this is actually the very same wall of the Qorikancha ( ancient temple ) church. Its a tiny cozy street worth looking at. The techniques of cutting stone on the Qorikancha wall are amazing , you can compare them to opposite wall where you dont...More
I’ve been coming to Cusco for 40 years and not until 2009 did I discover the Peruvians don’t want you to touch it. The Quechuas say all such stones have power and can give you a jolt of positive energy if you lay your palms...More
We stumbled on this alley by chance and I only knew what was up because I had read about this stone. There were people getting their pictures taken next to it. But mainly there was a guy completely decked out in Inca king attire to...More
You don't have to see too many ruins to develop an appreciation for a bronze-age people who could cut, transport (horizontally and VERTICALLY!) these massive stones and fit them together to build such magnificent structures. But this isn't the only remarkable stone of such a...More
I was so underwhelmed. I admire the feat of architecture but I can't believe it has so many 5 star reviews. Another brick in thr wall of a super crowded street. Explore every other part of cusco first!

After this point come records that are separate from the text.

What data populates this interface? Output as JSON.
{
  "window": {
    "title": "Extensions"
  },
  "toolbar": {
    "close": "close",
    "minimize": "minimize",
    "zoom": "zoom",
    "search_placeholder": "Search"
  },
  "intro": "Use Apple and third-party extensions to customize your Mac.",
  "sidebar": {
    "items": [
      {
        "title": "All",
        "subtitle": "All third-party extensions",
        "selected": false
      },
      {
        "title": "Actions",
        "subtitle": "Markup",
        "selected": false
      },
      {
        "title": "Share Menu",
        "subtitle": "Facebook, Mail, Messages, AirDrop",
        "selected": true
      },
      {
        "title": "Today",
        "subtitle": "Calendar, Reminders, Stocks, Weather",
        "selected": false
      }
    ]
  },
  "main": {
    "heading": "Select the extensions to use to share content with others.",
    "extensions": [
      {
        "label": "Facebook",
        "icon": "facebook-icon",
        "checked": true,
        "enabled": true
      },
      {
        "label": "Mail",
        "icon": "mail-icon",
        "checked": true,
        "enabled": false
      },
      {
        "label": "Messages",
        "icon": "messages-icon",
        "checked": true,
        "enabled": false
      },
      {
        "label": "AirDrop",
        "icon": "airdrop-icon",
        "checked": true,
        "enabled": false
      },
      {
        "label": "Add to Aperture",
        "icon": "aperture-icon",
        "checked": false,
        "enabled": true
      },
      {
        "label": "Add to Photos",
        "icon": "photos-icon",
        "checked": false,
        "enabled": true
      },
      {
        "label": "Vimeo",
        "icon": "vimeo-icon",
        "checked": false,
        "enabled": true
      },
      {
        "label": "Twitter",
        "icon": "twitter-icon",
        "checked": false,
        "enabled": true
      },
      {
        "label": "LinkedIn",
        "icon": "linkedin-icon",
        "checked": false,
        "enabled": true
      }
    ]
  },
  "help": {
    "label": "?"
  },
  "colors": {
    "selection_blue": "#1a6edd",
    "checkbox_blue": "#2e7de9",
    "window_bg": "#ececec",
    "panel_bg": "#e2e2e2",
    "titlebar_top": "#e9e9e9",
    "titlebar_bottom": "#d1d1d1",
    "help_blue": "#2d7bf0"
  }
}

There is no doubt that the Inka were great builders and great engineers. Their construction skills were certainly very well honed and the way in which the stones in their walls were cut to fit together perfectly is quite wonderful. This is regarded as the...More